John Cummins & Social Justice

John Cummins and Betty Benjamin

John Cummins with Betty Benjamin, champion of reproductive rights

Following Olson’s tenure came Reverend Dr. John Cummins, who believed in a more inclusive leadership as a committed civil rights activist who marched in Selma with the Rev. Martin Luther King, Jr. in 1965. Cummins also ran for state legislature and served two terms as president of the United Nations Association of Minnesota, and church records suggest that the church flourished under his leadership. 1  After Cummins retired in 1986, married couple Reverend Terry Sweetser and Reverend Susan Milnor ministered the church from 1988-1995. This ministry was important for the church, since Milnor was the first female minister in the church’s history. Their leadership brought with them a surge in membership, as they pushed to welcome new members, expand programming, and create a “ministry of spiritual nurturing and social justice." 2

create a “ministry of spiritual nurturing and social justice.

Under their ministry, the church hired the denomination’s first full-time social justice coordinator, Deb Rogers, and officiated at the first same-sex marriage in 1989 as well as guided the congregation to become one of the early LGBT-friendly congregations in the Unitarian Universalist Association. 3  However, according to a member of the church, they “self-destructed as a couple”, which led to the end of their ministry.

Before they left, however, they began to look for a new space to hold their rapidly growing congregation that would not fit in the 230-seat building anymore. A space was found in the recently vacated Adath Jeshurun Synagogue at 3400 Dupont Avenue South, which offered seating for 900, and the congregation moved on July 25th, 1993. After their departure, Shir Tikvah, their progressive Jewish counterpart, inhabited the previous site on 50th St and Girard Avenue South. In 1995, the couple left, and Reverend Frank Rivas joined the congregation in 1997. 4

As the first openly gay minister, Rivas put emphasis in his sermons on the importance of coming together and respecting difference. He was particularly focused on issues of human rights, such as racism and homophobia. He took lessons about a variety of religions and studied texts. 5  His introverted personality was seen as an asset to some, whereas others viewed him as a “passive, quiet fellow who was mediocre at everything.6 ” When he left in 2006, interim minister Charlotte Cowtan began the long search for a new minister. In 2009, Justin Schroeder arrived to First Universalist to lead the church into a new era. 7

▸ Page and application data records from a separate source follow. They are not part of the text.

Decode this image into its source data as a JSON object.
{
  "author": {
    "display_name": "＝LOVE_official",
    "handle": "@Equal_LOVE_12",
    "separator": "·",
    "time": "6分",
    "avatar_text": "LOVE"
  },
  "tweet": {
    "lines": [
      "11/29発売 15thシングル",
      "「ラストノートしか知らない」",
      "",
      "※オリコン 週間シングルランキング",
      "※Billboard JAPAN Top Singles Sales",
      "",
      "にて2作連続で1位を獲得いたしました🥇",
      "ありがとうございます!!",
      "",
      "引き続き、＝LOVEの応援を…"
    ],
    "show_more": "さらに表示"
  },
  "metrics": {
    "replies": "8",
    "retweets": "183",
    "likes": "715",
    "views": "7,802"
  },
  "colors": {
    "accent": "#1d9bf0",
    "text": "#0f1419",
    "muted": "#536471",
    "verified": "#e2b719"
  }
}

the importance of coming together and respecting difference

  1. “First Universalist Church of Minneapolis: Our Middle Years: 1891-1963”, First Universalist Church of Minneapolis, accessed April 25, 2016.

  2. “First Universalist Church of Minneapolis: Our Contemporary Years: 1986-2008”, First Universalist Church of Minneapolis, accessed April 25, 2016.

  3. “First Universalist Church of Minneapolis: Our Contemporary Years: 1986-2008”, First Universalist Church of Minneapolis, accessed April 25, 2016.

  4. “First Universalist Church of Minneapolis: Our Contemporary Years: 1986-2008”, First Universalist Church of Minneapolis, accessed April 25, 2016.

  5. “First Universalist Church of Minneapolis: Our Contemporary Years: 1986-2008”, First Universalist Church of Minneapolis, accessed April 25, 2016.

  6. Polly Talen, Interview, April 24, 2016.

  7. “First Universalist Church of Minneapolis: Our Current Years: 2009-Present”, First Universalist Church of Minneapolis, accessed April 25, 2016.